[Dataset entries]
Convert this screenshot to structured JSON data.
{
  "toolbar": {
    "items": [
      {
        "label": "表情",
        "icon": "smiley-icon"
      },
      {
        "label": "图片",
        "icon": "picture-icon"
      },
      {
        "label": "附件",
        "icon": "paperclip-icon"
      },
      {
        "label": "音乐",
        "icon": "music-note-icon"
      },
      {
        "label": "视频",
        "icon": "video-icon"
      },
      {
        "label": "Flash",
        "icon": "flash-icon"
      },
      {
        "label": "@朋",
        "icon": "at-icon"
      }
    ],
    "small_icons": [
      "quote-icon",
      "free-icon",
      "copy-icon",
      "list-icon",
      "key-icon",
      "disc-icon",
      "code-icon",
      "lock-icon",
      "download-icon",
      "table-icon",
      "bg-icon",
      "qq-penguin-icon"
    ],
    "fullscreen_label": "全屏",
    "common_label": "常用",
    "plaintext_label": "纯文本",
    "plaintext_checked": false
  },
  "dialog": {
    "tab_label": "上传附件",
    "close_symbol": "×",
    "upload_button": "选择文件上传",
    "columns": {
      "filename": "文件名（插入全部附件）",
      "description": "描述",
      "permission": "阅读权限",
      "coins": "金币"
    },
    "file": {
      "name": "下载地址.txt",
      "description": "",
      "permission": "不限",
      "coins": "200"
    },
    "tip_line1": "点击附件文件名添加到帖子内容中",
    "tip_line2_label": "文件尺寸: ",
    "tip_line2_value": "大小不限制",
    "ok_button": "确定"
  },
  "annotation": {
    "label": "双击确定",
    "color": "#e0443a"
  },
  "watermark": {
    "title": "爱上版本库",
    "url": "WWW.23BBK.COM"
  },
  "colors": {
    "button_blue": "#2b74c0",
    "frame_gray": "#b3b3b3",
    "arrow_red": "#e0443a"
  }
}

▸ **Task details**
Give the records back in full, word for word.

▸ **Task result**
Convert this screenshot to structured JSON data.
{
  "toolbar": {
    "items": [
      {
        "label": "表情",
        "icon": "smiley-icon"
      },
      {
        "label": "图片",
        "icon": "picture-icon"
      },
      {
        "label": "附件",
        "icon": "paperclip-icon"
      },
      {
        "label": "音乐",
        "icon": "music-note-icon"
      },
      {
        "label": "视频",
        "icon": "video-icon"
      },
      {
        "label": "Flash",
        "icon": "flash-icon"
      },
      {
        "label": "@朋",
        "icon": "at-icon"
      }
    ],
    "small_icons": [
      "quote-icon",
      "free-icon",
      "copy-icon",
      "list-icon",
      "key-icon",
      "disc-icon",
      "code-icon",
      "lock-icon",
      "download-icon",
      "table-icon",
      "bg-icon",
      "qq-penguin-icon"
    ],
    "fullscreen_label": "全屏",
    "common_label": "常用",
    "plaintext_label": "纯文本",
    "plaintext_checked": false
  },
  "dialog": {
    "tab_label": "上传附件",
    "close_symbol": "×",
    "upload_button": "选择文件上传",
    "columns": {
      "filename": "文件名（插入全部附件）",
      "description": "描述",
      "permission": "阅读权限",
      "coins": "金币"
    },
    "file": {
      "name": "下载地址.txt",
      "description": "",
      "permission": "不限",
      "coins": "200"
    },
    "tip_line1": "点击附件文件名添加到帖子内容中",
    "tip_line2_label": "文件尺寸: ",
    "tip_line2_value": "大小不限制",
    "ok_button": "确定"
  },
  "annotation": {
    "label": "双击确定",
    "color": "#e0443a"
  },
  "watermark": {
    "title": "爱上版本库",
    "url": "WWW.23BBK.COM"
  },
  "colors": {
    "button_blue": "#2b74c0",
    "frame_gray": "#b3b3b3",
    "arrow_red": "#e0443a"
  }
}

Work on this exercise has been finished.